It seems to me that the answer to “Why now?” is likely a combination of the two options—a policy strategy the right-wing has loved for years is being pushed at a moment when a good distraction is helpful to the wider cause.
WHAT SHOULD WE SAY?
First, arms control treaties are, as a rule, good. It is difficult in the context of the existential threat of nuclear weapons—the arsenals of the US and Russia, if unleashed, would kill hundreds of millions of people in one afternoon and render the earth almost completely uninhabitable within a decade—to make a relative judgment about intermediate threats.
On the other hand, any instrument that constrains the nuclear powers is a good thing. Treaties such as the INF serve a purpose. In addition to getting rid of missiles and launchers back in 1991, the treaty also provided verification and inspection protocols which require communication and cooperation among the adversarial powers—this is a good thing.
At the very least, the INF Treaty serves a good purpose if only in the “things not getting worse” category.

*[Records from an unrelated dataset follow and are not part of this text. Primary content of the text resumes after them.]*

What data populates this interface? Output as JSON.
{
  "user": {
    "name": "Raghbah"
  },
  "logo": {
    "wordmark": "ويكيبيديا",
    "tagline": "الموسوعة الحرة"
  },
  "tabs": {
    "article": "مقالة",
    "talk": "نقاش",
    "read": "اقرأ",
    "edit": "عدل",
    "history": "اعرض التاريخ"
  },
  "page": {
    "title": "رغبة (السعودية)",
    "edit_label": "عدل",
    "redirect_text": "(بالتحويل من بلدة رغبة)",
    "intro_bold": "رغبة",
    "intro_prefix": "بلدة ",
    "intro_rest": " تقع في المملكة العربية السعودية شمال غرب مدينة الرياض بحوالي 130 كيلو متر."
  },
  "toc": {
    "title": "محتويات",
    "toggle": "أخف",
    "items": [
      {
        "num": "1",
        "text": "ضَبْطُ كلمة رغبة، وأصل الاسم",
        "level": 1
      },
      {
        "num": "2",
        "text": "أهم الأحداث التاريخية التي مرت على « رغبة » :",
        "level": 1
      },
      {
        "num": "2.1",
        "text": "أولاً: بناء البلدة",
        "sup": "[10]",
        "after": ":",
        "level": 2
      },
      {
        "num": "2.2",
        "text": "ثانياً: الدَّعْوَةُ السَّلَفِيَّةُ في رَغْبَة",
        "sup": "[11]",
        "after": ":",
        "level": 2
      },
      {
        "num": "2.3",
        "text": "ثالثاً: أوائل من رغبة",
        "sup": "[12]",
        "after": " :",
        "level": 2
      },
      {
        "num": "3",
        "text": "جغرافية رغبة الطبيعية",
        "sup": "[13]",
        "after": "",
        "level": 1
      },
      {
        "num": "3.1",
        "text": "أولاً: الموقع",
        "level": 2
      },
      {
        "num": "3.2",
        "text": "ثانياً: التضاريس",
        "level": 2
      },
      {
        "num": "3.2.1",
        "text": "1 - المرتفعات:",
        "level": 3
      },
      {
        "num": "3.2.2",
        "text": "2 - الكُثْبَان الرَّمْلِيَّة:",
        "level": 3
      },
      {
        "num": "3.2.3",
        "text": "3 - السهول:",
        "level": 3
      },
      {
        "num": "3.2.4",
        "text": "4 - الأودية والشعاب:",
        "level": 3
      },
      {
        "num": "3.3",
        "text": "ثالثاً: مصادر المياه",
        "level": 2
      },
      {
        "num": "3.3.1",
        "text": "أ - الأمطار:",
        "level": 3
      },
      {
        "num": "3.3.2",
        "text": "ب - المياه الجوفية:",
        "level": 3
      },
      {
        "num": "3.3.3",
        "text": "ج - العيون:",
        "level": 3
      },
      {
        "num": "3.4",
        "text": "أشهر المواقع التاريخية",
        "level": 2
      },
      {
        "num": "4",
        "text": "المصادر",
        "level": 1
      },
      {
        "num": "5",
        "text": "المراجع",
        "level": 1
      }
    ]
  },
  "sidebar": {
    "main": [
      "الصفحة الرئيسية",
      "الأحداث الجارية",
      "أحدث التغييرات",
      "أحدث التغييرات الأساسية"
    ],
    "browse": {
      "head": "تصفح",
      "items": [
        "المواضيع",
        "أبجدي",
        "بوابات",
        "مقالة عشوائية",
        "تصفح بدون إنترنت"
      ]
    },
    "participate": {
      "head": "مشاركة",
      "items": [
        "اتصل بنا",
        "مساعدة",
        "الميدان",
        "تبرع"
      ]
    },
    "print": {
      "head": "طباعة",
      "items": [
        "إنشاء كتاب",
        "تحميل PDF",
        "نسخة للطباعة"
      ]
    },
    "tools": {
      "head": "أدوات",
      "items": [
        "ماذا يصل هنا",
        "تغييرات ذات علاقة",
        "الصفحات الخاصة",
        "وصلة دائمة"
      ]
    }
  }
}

In the decades since its passage, actions on both the US and Russian side have undermined confidence in the treaty—technological advances that were unforeseen thirty years ago challenge the security assurances the treaty was meant to provide.
One possible positive outcome of the Trump administration’s declaration could be a new round of negotiations about security that addresses the issues raised back in 1977 in today’s context. In the meantime, the positive elements of the INF should not be abandoned by either side.
China should be heard. Welcomed to the table if they decide to participate. Should they decline to join the conversation until the US and Russia reduce their stockpiles to relatively parity—around 500 warheads and delivery systems, Russia and the US should listen carefully. Many experts in both countries believe such nuclear force levels are achievable with no reduction in security.
Trump’s initiative, regardless of timing or intent, could have unintended, positive consequences. Republican presidents have been successful in the past in advancing arms control agendas, and nuclear abolitionists can support those efforts as steps on the way to zero.
SO — TALK ABOUT IT
The 1988 INF Treaty grew out of a concern raised 10 years earlier. Before it was finalized, it had sparked conversations between US and Soviet leaders that included proposals for complete nuclear disarmament with an actual target date!
Any effort to rework the INF Treaty should address security concerns of Russia and Europe and should consider radical but achievable proposals—like the closure of NATO nuclear-equipped bases in Germany, Turkey, Netherlands, Belgium and Italy matched by Russian actions to reduce the ten-minute threat posed by current Russian missile systems.
If, in the course of these discussions, other arms control or disarmament proposals arise, they should be considered in the context of the global desire to eliminate all nuclear threats reflected in the Treaty on the Prohibition of Nuclear Weapons approved by 122 countries at the United Nations in 2017. That Treaty is currently making its way through the ratification and accession processes in dozens of countries.
While the negotiations happen, stability is of critical importance—intemperate language or actions should be avoided on all sides. The issue of nuclear weapons and global security is too important to play politics with.